Repeat verbatim every line of the material, beginning at the line that holds "Convert this screenshot" and ending at its last line.

» **EXTRACTED INFORMATION**:
* * * * *
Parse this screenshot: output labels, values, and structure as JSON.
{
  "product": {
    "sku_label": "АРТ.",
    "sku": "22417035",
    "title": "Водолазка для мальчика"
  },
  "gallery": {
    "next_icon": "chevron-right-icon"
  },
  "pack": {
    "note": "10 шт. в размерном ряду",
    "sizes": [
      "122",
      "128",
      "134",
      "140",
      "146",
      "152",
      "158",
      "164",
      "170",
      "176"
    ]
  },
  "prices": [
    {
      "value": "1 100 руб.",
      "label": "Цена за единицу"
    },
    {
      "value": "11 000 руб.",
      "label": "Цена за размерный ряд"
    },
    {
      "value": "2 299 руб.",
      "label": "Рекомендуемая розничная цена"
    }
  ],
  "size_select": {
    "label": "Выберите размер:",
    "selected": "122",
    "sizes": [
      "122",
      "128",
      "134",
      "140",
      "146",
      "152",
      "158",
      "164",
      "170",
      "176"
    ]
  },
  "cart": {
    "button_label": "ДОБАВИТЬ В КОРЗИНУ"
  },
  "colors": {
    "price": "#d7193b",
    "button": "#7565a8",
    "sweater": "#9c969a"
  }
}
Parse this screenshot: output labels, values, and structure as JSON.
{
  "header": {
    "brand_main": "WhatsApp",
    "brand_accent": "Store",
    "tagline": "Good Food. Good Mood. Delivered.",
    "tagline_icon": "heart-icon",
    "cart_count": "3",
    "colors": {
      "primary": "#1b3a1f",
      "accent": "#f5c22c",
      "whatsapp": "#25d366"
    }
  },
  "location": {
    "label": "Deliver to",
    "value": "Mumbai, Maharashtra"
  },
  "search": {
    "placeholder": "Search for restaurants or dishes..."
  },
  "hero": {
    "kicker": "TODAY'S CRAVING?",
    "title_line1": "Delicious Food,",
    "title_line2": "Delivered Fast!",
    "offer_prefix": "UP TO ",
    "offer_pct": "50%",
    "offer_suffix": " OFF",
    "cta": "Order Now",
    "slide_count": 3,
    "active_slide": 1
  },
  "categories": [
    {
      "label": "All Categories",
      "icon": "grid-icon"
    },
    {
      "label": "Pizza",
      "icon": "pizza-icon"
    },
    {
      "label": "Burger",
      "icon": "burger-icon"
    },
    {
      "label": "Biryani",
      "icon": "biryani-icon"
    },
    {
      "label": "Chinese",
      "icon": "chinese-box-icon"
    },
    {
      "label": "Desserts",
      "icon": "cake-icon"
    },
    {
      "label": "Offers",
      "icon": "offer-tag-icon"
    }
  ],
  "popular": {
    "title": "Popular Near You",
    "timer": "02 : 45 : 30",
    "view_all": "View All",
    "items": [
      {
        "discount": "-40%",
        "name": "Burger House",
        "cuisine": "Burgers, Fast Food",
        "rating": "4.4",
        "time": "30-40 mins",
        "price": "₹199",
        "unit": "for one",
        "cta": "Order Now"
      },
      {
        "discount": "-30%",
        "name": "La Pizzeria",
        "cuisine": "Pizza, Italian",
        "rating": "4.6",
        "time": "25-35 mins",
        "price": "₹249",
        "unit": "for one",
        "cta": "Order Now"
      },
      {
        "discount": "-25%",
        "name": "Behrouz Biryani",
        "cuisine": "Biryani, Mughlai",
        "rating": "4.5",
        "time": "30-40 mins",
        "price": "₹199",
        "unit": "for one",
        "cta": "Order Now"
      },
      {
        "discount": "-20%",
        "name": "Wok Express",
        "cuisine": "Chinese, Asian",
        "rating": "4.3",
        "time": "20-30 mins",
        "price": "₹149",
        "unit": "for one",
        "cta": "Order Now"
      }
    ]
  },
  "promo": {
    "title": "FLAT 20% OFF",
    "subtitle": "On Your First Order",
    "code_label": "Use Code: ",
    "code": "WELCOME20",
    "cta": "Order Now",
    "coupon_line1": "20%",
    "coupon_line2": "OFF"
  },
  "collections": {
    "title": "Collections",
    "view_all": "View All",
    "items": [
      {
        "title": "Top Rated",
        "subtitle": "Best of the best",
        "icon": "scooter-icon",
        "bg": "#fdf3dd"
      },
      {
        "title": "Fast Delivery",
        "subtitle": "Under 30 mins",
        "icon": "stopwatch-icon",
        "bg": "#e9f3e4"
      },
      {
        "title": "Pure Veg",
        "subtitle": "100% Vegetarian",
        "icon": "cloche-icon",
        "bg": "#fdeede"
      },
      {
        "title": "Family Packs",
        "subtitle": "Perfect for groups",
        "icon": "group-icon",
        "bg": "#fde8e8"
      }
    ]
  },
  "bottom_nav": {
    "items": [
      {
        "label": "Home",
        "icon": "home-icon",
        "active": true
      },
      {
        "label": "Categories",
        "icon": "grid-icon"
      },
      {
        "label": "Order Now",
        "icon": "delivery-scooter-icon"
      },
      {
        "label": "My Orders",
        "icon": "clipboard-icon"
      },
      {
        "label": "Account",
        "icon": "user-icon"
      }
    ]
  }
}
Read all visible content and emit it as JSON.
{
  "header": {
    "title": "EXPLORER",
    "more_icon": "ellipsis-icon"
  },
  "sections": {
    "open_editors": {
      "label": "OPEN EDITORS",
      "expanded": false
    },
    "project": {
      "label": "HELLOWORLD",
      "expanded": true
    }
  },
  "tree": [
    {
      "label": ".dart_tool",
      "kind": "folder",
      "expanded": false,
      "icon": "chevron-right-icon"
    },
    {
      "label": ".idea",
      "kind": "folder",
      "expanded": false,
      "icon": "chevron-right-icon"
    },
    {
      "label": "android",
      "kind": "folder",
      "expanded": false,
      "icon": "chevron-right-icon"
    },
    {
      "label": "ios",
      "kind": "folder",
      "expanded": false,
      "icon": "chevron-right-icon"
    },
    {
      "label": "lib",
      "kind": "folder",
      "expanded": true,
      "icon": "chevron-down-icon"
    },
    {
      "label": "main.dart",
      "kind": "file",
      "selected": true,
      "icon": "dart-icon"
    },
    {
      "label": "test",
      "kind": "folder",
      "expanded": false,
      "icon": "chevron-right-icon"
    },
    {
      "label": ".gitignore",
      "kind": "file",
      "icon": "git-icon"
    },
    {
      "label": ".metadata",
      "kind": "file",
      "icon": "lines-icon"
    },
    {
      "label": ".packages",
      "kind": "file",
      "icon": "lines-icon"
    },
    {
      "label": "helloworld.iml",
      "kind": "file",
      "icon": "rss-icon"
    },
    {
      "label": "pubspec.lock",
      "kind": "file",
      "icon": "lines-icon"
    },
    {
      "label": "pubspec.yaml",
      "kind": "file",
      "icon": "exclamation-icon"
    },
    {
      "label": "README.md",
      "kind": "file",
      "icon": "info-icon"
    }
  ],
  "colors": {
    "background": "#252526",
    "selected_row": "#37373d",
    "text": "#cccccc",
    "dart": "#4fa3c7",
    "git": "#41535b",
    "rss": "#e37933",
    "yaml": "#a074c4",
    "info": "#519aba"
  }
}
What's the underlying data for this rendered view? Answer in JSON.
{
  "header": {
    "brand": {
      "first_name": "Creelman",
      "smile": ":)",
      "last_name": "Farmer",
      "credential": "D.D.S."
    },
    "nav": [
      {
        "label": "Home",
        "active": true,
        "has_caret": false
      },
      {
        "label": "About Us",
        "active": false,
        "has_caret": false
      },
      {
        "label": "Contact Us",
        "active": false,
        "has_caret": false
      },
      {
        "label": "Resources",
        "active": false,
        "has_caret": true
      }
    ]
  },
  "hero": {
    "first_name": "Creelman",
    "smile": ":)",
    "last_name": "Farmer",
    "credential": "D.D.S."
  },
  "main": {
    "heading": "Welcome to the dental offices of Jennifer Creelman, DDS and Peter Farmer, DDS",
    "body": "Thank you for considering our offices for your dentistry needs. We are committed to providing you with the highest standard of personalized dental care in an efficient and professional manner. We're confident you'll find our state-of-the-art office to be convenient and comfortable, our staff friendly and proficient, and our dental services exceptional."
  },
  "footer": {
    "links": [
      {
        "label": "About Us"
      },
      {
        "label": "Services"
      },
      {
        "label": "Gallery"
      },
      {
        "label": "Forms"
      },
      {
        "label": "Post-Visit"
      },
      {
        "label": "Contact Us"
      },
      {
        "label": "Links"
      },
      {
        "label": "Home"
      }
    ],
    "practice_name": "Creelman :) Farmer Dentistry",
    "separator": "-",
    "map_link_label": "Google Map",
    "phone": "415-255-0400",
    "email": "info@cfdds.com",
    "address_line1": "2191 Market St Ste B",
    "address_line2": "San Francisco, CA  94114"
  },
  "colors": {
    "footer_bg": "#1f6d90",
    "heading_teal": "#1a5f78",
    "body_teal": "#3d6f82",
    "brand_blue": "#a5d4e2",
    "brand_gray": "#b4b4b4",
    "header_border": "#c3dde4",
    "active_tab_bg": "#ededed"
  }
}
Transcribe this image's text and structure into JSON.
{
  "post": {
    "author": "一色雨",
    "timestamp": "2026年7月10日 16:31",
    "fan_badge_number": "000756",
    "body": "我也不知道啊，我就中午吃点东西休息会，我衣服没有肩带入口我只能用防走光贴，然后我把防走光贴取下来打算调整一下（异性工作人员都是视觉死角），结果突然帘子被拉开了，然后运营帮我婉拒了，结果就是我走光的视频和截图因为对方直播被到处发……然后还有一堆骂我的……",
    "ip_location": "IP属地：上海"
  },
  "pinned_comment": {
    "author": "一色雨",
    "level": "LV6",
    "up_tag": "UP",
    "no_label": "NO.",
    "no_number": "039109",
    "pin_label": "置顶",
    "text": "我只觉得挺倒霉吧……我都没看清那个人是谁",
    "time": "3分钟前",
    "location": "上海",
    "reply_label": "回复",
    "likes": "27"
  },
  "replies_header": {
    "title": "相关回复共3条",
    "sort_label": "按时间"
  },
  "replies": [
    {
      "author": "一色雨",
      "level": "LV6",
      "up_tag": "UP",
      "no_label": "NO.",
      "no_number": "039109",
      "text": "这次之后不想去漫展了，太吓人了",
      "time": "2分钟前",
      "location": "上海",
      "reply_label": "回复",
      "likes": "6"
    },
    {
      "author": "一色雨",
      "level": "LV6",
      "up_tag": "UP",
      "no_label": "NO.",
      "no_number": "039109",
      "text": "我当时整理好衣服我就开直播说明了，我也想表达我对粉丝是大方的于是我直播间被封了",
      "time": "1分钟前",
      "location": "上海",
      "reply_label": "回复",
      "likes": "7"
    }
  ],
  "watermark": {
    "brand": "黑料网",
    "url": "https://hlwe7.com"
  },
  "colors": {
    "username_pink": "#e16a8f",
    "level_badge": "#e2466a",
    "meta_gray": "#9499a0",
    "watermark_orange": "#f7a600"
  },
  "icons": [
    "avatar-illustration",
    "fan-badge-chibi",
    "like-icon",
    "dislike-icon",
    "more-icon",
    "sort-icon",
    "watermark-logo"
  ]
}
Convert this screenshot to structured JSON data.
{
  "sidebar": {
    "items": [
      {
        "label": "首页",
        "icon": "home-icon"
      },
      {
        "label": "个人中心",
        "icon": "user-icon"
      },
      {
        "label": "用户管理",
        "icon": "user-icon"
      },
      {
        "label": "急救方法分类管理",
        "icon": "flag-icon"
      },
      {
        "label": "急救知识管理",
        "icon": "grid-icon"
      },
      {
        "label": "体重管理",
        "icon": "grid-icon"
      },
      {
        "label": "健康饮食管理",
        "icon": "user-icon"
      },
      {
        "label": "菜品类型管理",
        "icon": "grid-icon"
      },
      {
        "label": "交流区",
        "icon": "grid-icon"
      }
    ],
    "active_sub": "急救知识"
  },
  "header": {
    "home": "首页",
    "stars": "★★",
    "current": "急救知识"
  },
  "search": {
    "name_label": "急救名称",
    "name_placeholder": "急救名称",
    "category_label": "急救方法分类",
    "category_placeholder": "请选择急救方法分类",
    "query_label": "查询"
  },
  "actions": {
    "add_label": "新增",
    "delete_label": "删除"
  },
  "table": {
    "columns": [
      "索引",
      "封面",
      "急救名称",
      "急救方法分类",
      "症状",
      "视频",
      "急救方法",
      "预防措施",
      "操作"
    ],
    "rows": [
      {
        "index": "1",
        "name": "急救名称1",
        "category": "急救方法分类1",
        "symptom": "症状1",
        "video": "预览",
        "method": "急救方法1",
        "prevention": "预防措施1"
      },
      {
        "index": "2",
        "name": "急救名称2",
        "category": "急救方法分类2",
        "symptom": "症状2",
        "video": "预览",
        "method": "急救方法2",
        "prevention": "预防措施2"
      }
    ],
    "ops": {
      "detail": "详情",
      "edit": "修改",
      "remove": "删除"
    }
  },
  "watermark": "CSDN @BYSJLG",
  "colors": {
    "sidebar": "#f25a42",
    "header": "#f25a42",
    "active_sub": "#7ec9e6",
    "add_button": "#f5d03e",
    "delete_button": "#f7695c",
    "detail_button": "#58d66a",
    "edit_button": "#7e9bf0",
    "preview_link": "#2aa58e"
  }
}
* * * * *
» **RESPONSE FOR THIS EXERCISE**:
Convert this screenshot to structured JSON data.
{
  "sidebar": {
    "items": [
      {
        "label": "首页",
        "icon": "home-icon"
      },
      {
        "label": "个人中心",
        "icon": "user-icon"
      },
      {
        "label": "用户管理",
        "icon": "user-icon"
      },
      {
        "label": "急救方法分类管理",
        "icon": "flag-icon"
      },
      {
        "label": "急救知识管理",
        "icon": "grid-icon"
      },
      {
        "label": "体重管理",
        "icon": "grid-icon"
      },
      {
        "label": "健康饮食管理",
        "icon": "user-icon"
      },
      {
        "label": "菜品类型管理",
        "icon": "grid-icon"
      },
      {
        "label": "交流区",
        "icon": "grid-icon"
      }
    ],
    "active_sub": "急救知识"
  },
  "header": {
    "home": "首页",
    "stars": "★★",
    "current": "急救知识"
  },
  "search": {
    "name_label": "急救名称",
    "name_placeholder": "急救名称",
    "category_label": "急救方法分类",
    "category_placeholder": "请选择急救方法分类",
    "query_label": "查询"
  },
  "actions": {
    "add_label": "新增",
    "delete_label": "删除"
  },
  "table": {
    "columns": [
      "索引",
      "封面",
      "急救名称",
      "急救方法分类",
      "症状",
      "视频",
      "急救方法",
      "预防措施",
      "操作"
    ],
    "rows": [
      {
        "index": "1",
        "name": "急救名称1",
        "category": "急救方法分类1",
        "symptom": "症状1",
        "video": "预览",
        "method": "急救方法1",
        "prevention": "预防措施1"
      },
      {
        "index": "2",
        "name": "急救名称2",
        "category": "急救方法分类2",
        "symptom": "症状2",
        "video": "预览",
        "method": "急救方法2",
        "prevention": "预防措施2"
      }
    ],
    "ops": {
      "detail": "详情",
      "edit": "修改",
      "remove": "删除"
    }
  },
  "watermark": "CSDN @BYSJLG",
  "colors": {
    "sidebar": "#f25a42",
    "header": "#f25a42",
    "active_sub": "#7ec9e6",
    "add_button": "#f5d03e",
    "delete_button": "#f7695c",
    "detail_button": "#58d66a",
    "edit_button": "#7e9bf0",
    "preview_link": "#2aa58e"
  }
}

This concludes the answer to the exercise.